The state of play: The Palestinians asked Israel several weeks ago to officially allow the elections to take place in East Jerusalem. Israel neither rejected nor approved the request.

  • Israeli and Palestinian officials say that to this day, Israel hasn’t responded. Netanyahu still hasn’t made a decision on the issue, Israeli officials say.
  • In private talks, Israeli officials have told their U.S. and European counterparts that Israel won't sabotage the election and noted that Israel did allow voting in East Jerusalem in 2006. But they haven't committed to allowing voting this time.
  • Meanwhile, the Israeli police have prevented Palestinian candidates from holding election rallies and press conferences in Jerusalem and even arrested several candidates.

Behind the scenes: Abbas had been telling foreign dignitaries that the Biden administration pressed him to hold the elections. When U.S. officials got wind of that, they asked Abbas and his aides to stop because it wasn’t true, sources familiar with the issue told me.

  • The Biden administration isn’t pressing the Palestinians to postpone the elections either, but it is signaling it would not object.
  • “We have taken a consistent position that the exercise of democratic elections is a matter for the Palestinian government and people to determine, not the U.S. government. That remains our position. It is up to the Palestinians to determine how to proceed," a senior U.S. official told me.

What they're saying: Abbas' adviser Nabil Shaath told An-Nahar newspaper on Tuesday that the elections could be postponed if Israel doesn't respond to the Palestinian request — the first time a Palestinian official raised the possibility of postponement publicly.

  • Palestinian and Israeli officials said Shaath’s statement reflects Abbas’ thinking.
  • “The penny finally dropped, and Abbas finally understood he is way over his head, that his party is weak and divided and that the price of postponing the elections could be lower than continuing with it," an Israeli official said.

What’s next: Palestinian sources say Abbas is now looking for a public explanation for a potential postponement, and East Jerusalem is the likely rationale. Hamas' view on a delay is less clear.

Go deeper

Palestinian President Abbas to reshuffle government amid growing backlash

Abbas (R) with Prime Minister Mohammad Shtayyeh at a Cabinet meeting. Photo: Majdi Mohammed/AFP via Getty

Ramallah — Amid growing domestic criticism, Abbas is planning to reshuffle the Palestinian government and replace a number of ambassadors and governors.

The intrigue: A senior Palestinian official told me the changes would include appointing a new minister of the interior and a new minister of endowments, the officials responsible for the security forces and for religious affairs and Muslim holy sites, respectively.

Jul 28, 2021 - World

White House raised NSO spyware concerns with Israel

Photo: Joel Saget/AFP via Getty

The White House raised concerns with Israeli officials about reports that spyware from Israeli firm NSO was used to spy on journalists, human rights activists and opposition figures in several countries around the world, Israeli officials tell me.

Why it matters: The Israeli government gave NSO export licenses to sell its Pegasus spyware to several countries.
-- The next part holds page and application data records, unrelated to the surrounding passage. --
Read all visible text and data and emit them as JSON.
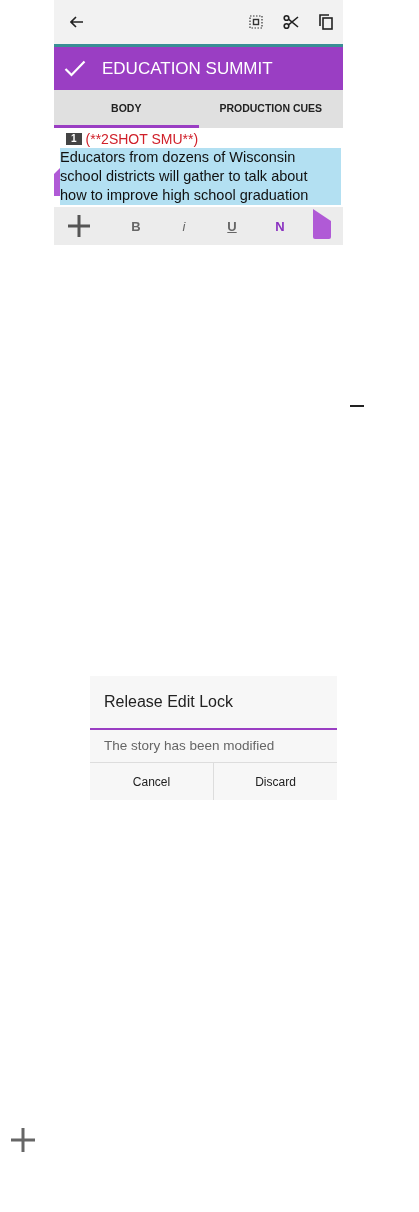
{
  "editor": {
    "title": "EDUCATION SUMMIT",
    "tabs": [
      {
        "label": "BODY",
        "selected": true
      },
      {
        "label": "PRODUCTION CUES",
        "selected": false
      }
    ],
    "slug": {
      "number": "1",
      "text": "(**2SHOT SMU**)"
    },
    "body_lines": [
      "Educators from dozens of Wisconsin",
      "school districts will gather to talk about",
      "how to improve high school graduation"
    ],
    "format_buttons": [
      {
        "label": "B",
        "kind": "bold",
        "selected": false
      },
      {
        "label": "i",
        "kind": "italic",
        "selected": false
      },
      {
        "label": "U",
        "kind": "underline",
        "selected": false
      },
      {
        "label": "N",
        "kind": "normal",
        "selected": true
      }
    ]
  },
  "dialog": {
    "title": "Release Edit Lock",
    "message": "The story has been modified",
    "buttons": [
      "Cancel",
      "Discard"
    ]
  }
}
Media reports about abuse of the technology have already created uproar in Congress and in several European countries, and Israel fears a possible diplomatic crisis.

Jul 28, 2021 - World
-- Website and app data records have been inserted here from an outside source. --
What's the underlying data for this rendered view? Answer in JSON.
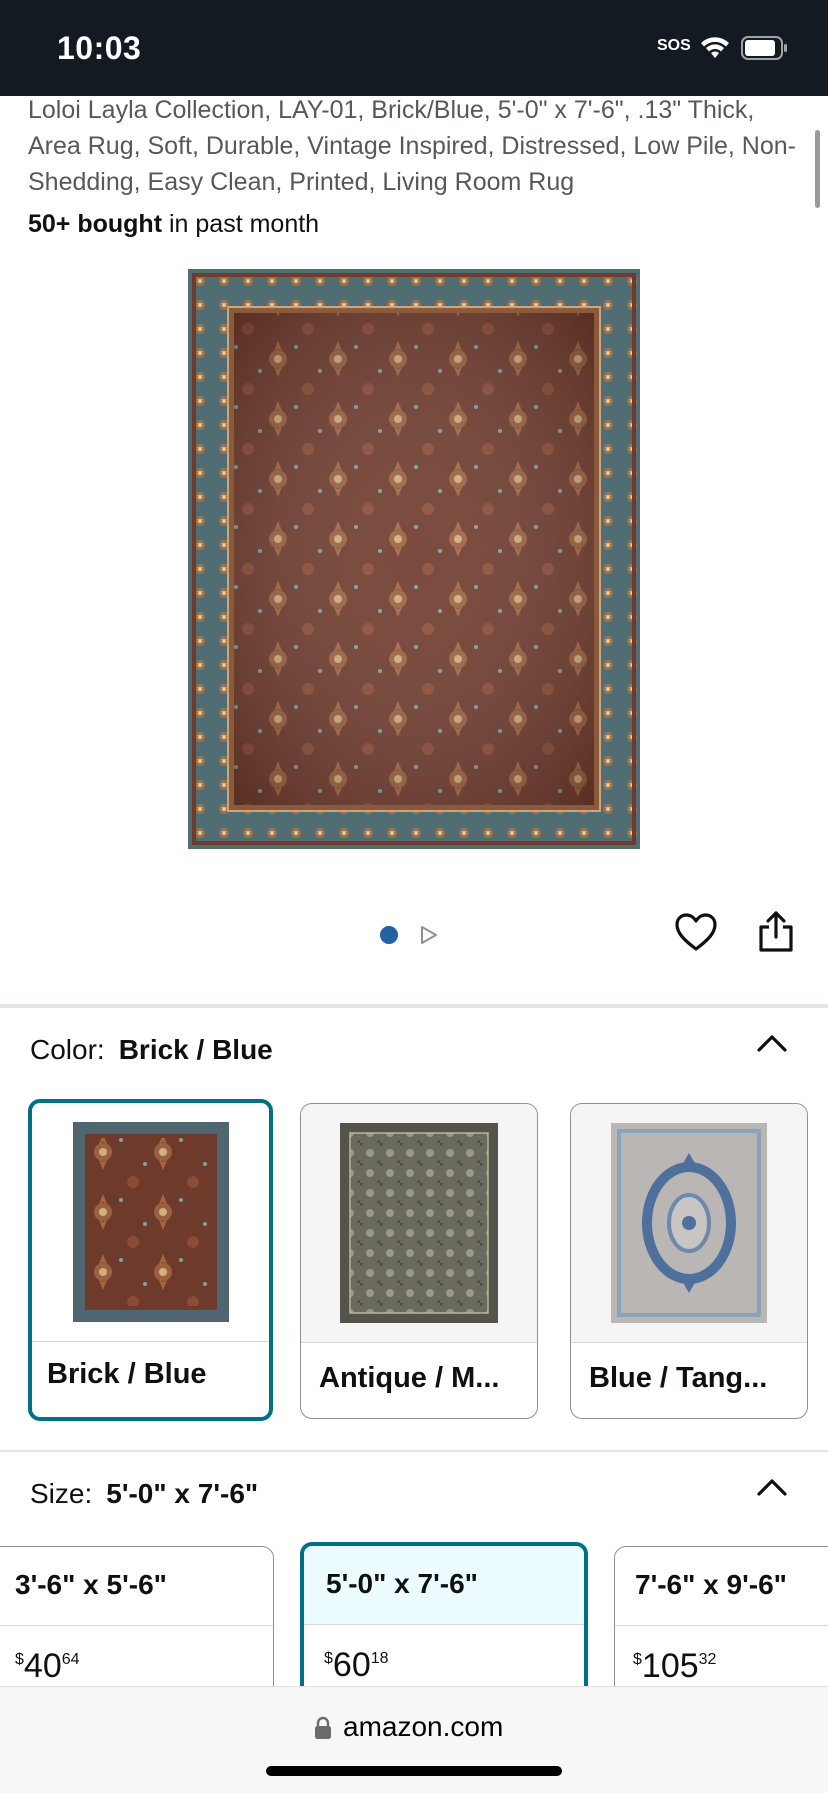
{
  "status_bar": {
    "time": "10:03",
    "sos": "SOS"
  },
  "product": {
    "title": "Loloi Layla Collection, LAY-01, Brick/Blue, 5'-0\" x 7'-6\", .13\" Thick, Area Rug, Soft, Durable, Vintage Inspired, Distressed, Low Pile, Non-Shedding, Easy Clean, Printed, Living Room Rug",
    "bought_bold": "50+ bought",
    "bought_rest": " in past month"
  },
  "carousel": {
    "active_index": 1,
    "total_indicators": 2
  },
  "color": {
    "label": "Color:",
    "selected": "Brick / Blue",
    "options": [
      {
        "label": "Brick / Blue",
        "selected": true,
        "palette": "brick"
      },
      {
        "label": "Antique / M...",
        "selected": false,
        "palette": "antique"
      },
      {
        "label": "Blue / Tang...",
        "selected": false,
        "palette": "blue"
      }
    ]
  },
  "size": {
    "label": "Size:",
    "selected": "5'-0\" x 7'-6\"",
    "options": [
      {
        "dim": "3'-6\" x 5'-6\"",
        "currency": "$",
        "whole": "40",
        "fraction": "64",
        "selected": false
      },
      {
        "dim": "5'-0\" x 7'-6\"",
        "currency": "$",
        "whole": "60",
        "fraction": "18",
        "selected": true
      },
      {
        "dim": "7'-6\" x 9'-6\"",
        "currency": "$",
        "whole": "105",
        "fraction": "32",
        "selected": false
      }
    ]
  },
  "browser": {
    "url": "amazon.com"
  },
  "colors": {
    "accent": "#007185",
    "dot": "#2162a1",
    "statusbar": "#131a22"
  }
}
Scoop: Israel weighs a return to UNESCO

Jerusalem’s Old City, a UNESCO World Heritage site. Photo: Artur Widak/NurPhoto via Getty
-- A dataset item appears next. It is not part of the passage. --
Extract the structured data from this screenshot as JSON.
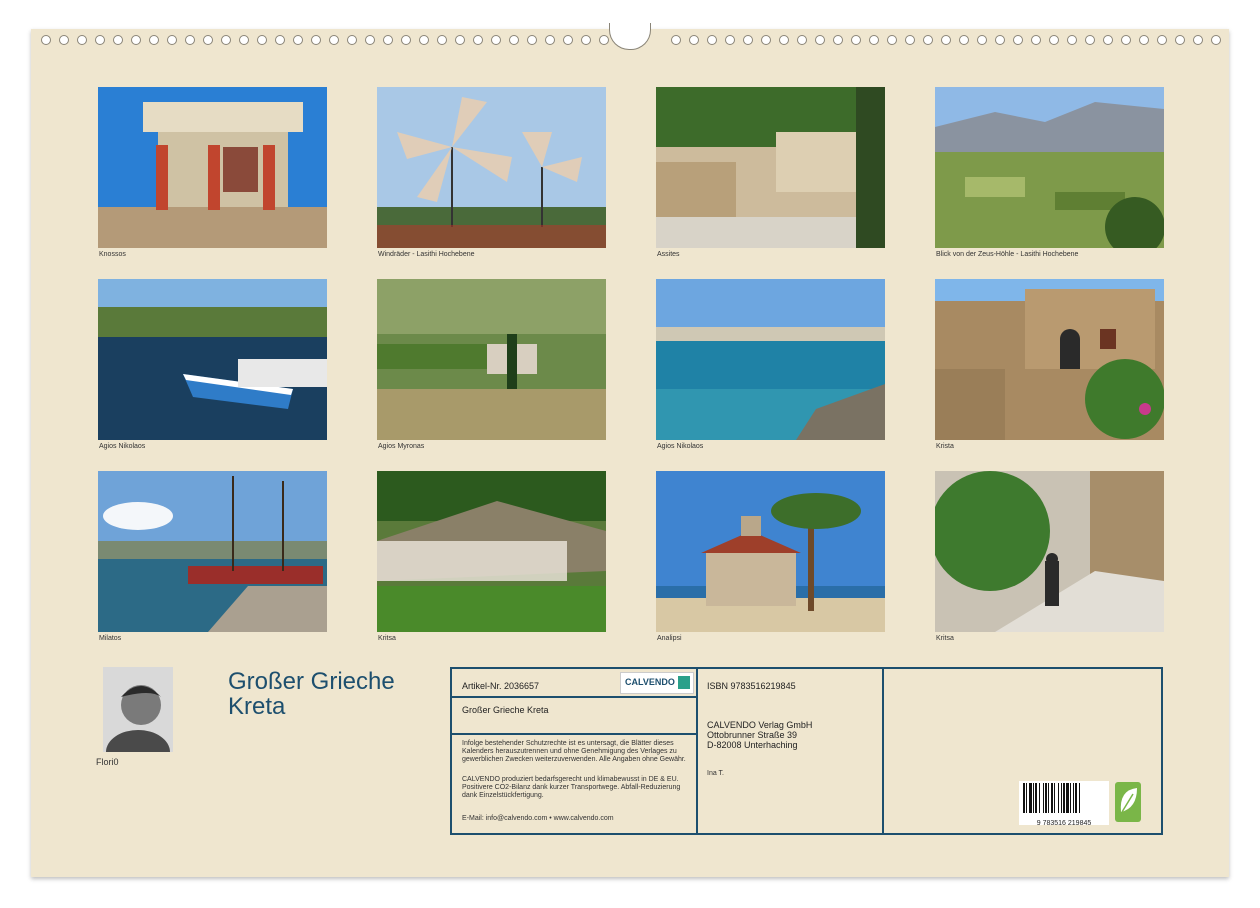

The Israeli government is weighing rejoining the United Nations Educational, Scientific and Cultural Organization, which Israel left in 2019 together with the U.S., Israeli officials tell me.

Why it matters: An Israeli return to UNESCO, which promotes the preservation of cultural sites around the world and holds educational programs, could help pave the way for the Biden administration to rejoin the organization — and help fend off criticism from Republicans.